A disused Japanese jail on a remote Pacific island is to be excavated in an effort to find the grave of US aviator Amelia Earhart, who vanished in 1937.
Earhart's exploits made her famous around the world.
Officials on Saipan, a US-run territory in the Northern Mariana islands, hope to begin digging in September.
Ms Earhart was attempting to become the first woman to fly around the world when she disappeared along with her navigator, Fred Noonan.
Neither was seen again, but some think they became prisoners on Saipan.
Ms Earhart was heading from New Guinea to the tiny Howland Island - predicted to be a long, dangerous leg of her journey - when she disappeared on 2 July 1937.
Burnt and buried?
No trace of Ms Earhart or Mr Noonan has ever been found, despite a huge $4m search operation.
Nevertheless, there have long been suspicions that she was shot down by the Japanese as she passed close to Saipan.
The island is situated 3,800 miles (6,100km) south-west of Hawaii, thousands of miles from her intended route.

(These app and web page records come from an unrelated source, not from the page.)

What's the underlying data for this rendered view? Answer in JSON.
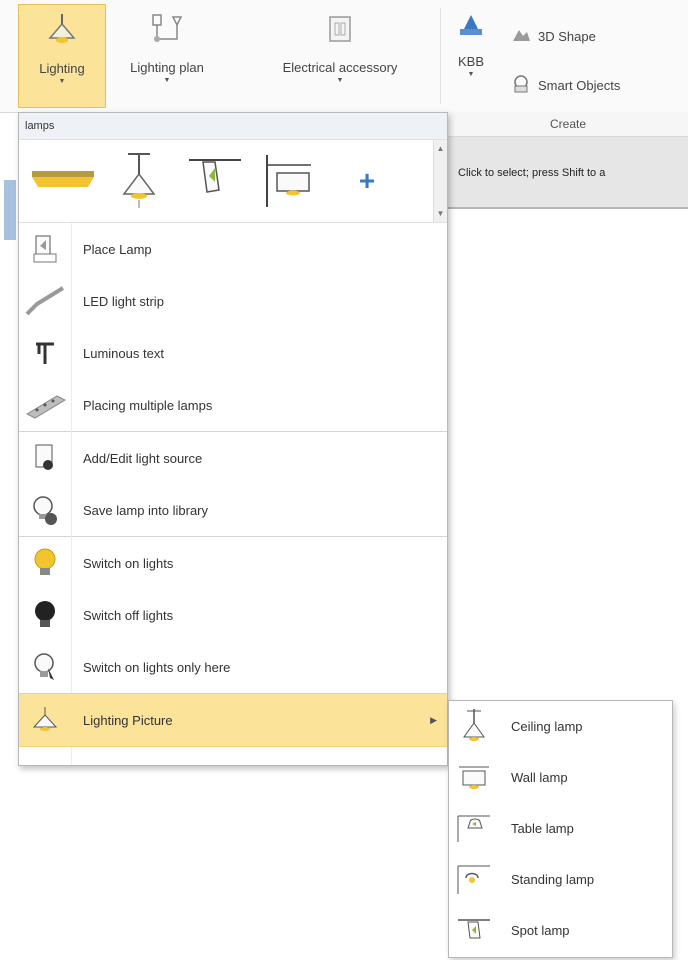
{
  "ribbon": {
    "buttons": [
      {
        "label": "Lighting",
        "icon": "ceiling-lamp-icon"
      },
      {
        "label": "Lighting plan",
        "icon": "lighting-plan-icon"
      },
      {
        "label": "Electrical accessory",
        "icon": "electrical-accessory-icon"
      }
    ],
    "kbb_label": "KBB",
    "shape_3d_label": "3D Shape",
    "smart_objects_label": "Smart Objects",
    "group_label": "Create"
  },
  "hint": "Click to select; press Shift to a",
  "dropdown": {
    "header": "lamps",
    "gallery_more": "+",
    "items": [
      {
        "label": "Place Lamp",
        "icon": "place-lamp-icon"
      },
      {
        "label": "LED light strip",
        "icon": "led-strip-icon"
      },
      {
        "label": "Luminous text",
        "icon": "luminous-text-icon"
      },
      {
        "label": "Placing multiple lamps",
        "icon": "multiple-lamps-icon"
      },
      {
        "label": "Add/Edit light source",
        "icon": "light-source-icon"
      },
      {
        "label": "Save lamp into library",
        "icon": "save-lamp-icon"
      },
      {
        "label": "Switch on lights",
        "icon": "bulb-on-icon"
      },
      {
        "label": "Switch off lights",
        "icon": "bulb-off-icon"
      },
      {
        "label": "Switch on lights only here",
        "icon": "bulb-here-icon"
      },
      {
        "label": "Lighting Picture",
        "icon": "lighting-picture-icon"
      }
    ]
  },
  "submenu": {
    "items": [
      {
        "label": "Ceiling lamp",
        "icon": "ceiling-lamp-icon"
      },
      {
        "label": "Wall lamp",
        "icon": "wall-lamp-icon"
      },
      {
        "label": "Table lamp",
        "icon": "table-lamp-icon"
      },
      {
        "label": "Standing lamp",
        "icon": "standing-lamp-icon"
      },
      {
        "label": "Spot lamp",
        "icon": "spot-lamp-icon"
      }
    ]
  },
  "colors": {
    "highlight": "#fbe39a",
    "accent_blue": "#3a78c2",
    "bulb_yellow": "#f2c530"
  }
}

"In the past there had been rumours that Amelia Earhart's plane was shot down and she was held captive by her Japanese captors on suspicion that she was a spy," said Epiphanio Cabrera, director of the Northern Marianas' Historic Preservation Office.
AMELIA EARHART, 1897-1937
Jan 1921: Begins flying lessons
Oct 1922: Breaks women's altitude record
Jun 1928: First woman to fly across Atlantic
May 1932: First woman to cross Atlantic solo
Aug 1932: First woman to fly US coast-to-coast
Jan 1935: First person to solo from Honolulu to Oakland
Jun 1937: Begins round-the-world flight
Among the evidence is a telegram sent by a French consul to the US State Department saying that Ms Earhart was held captive on the island.
Island officials have now applied to the US National Park Service for approval and funding for a dig.
"We will just do proper research on this to close the gap within the rumours. To my knowledge, there hasn't much research and excavation in the area," Mr Cabrera said.
"The rumours have been passed down for many years that Amelia Earhart's plane was shot down by the Japanese and she was put into the jail.
"She was burned at the jail and buried at the back of it."
Amelia Earhart, who was 39-years-old when she disappeared, had made several landmark flights ahead of her doomed voyage.
In 1928 she became the first woman to fly across the Atlantic, and repeated the journey solo in 1932.
She claimed numerous other distance and speed records during the 1930s before setting out on her round-the-world voyage on 1 June 1937.